  • ANTERIOR SKULL BASE: HIGH RISK AREAS IN ENDOSCOPIC SINUS SURGERY IN CHRONIC RHINOSINUSITIS: A COMPUTED TOMOGRAPHIC ANALYSIS. Ali, Arif; Kurien, Mary; Shyamkumar, N. K.; Selvaraj // Indian Journal of Otolaryngology & Head & Neck Surgery;Jan-Mar2005, Vol. 57 Issue 1, p5 

    Computed Tomography (CT) scan of nose and paranasal sinuses play a key role in preoperative evaluation of patients undergoing endoscopic sinus surgeries (ESS) for chronic rhinosinusitis. The asymmetry of ethmoid fovea, olfactory fossa, anatomical variations of lateral lamella and course of...

  • Evolution of Medical Management of Chronic Rhinosinusitis. Vining, Eugenia M. // Annals of Otology, Rhinology & Laryngology;Sep2006 Supplement, Vol. 115, p54 

    Chronic rhinosinusitis (CRS) is a surprisingly common, poorly defined, and notoriously difficult-to-treat disease. It has a complex pathophysiology that often, but not always, involves nasal or paranasal sinus infection.
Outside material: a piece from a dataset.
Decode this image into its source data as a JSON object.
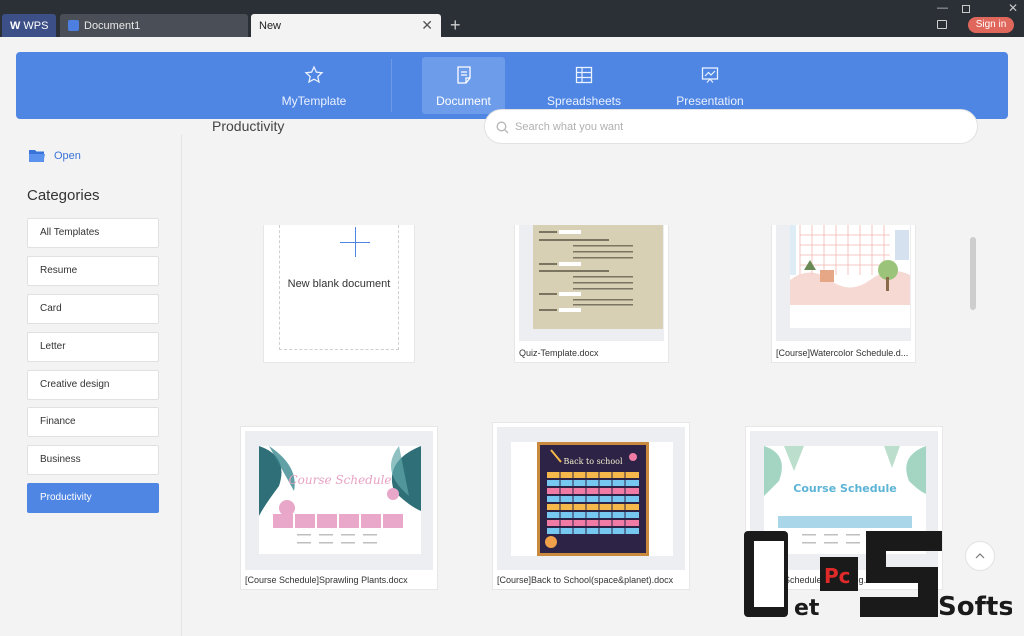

Anatomic variations that predispose the sinuses to obstruction may play a...

  • Patient satisfaction and treatment outcome of fungus ball rhinosinusitis treated by functional endoscopic sinus surgery. Jui-Chung Lai; Hong-Shen Lee; Mu-Kuan Chen; Yao-Lung Tsai // European Archives of Oto-Rhino-Laryngology;Feb2011, Vol. 268 Issue 2, p227 

    Fungal rhinosinusitis is an important clinical problem with diverse manifestations. Although many literatures had found low recurrence rate after surgical treatment of fungus ball rhinosinusitis, patient satisfaction and treatment outcomes (symptom-free and symptom improvement rate, etc.) for...

  • Endoscopic Turbinoplasty of Concha Bullosa: Long Term Results. Mehta, Rahul; Kaluskar, S. // Indian Journal of Otolaryngology & Head & Neck Surgery;Aug2013 Supplement, Vol. 65, p251 

    The aim of this study is to assess the long-term results of our endoscopic turbinoplasty technique for concha bullosa. Thirty-six patients of chronic or recurrent sinusitis who had concha bullosa on CT scan along with mucosal disease in sinuses and underwent turbinoplasty with functional...

  • Abordajes endoscópicos al receso frontal. Martínez, José Luis Sanjurjo; Cadena, Mauricio Morales // Anales de Otorrinolaringología Mexicana;mar2008, Vol. 53 Issue 2, p87 

    Most patients with frontal sinusitis may be treated with drugs. When ostium stenosis and infection persist, surgery is required. Surgical treatment of this disease keeps evolutioning. All techniques are directed to restaure drainage and ventilation of sinus or to obliterate it. This paper...


Read the Article


Sorry, but this item is not currently available from your library.

Try another library?
Sign out of this library

Other Topics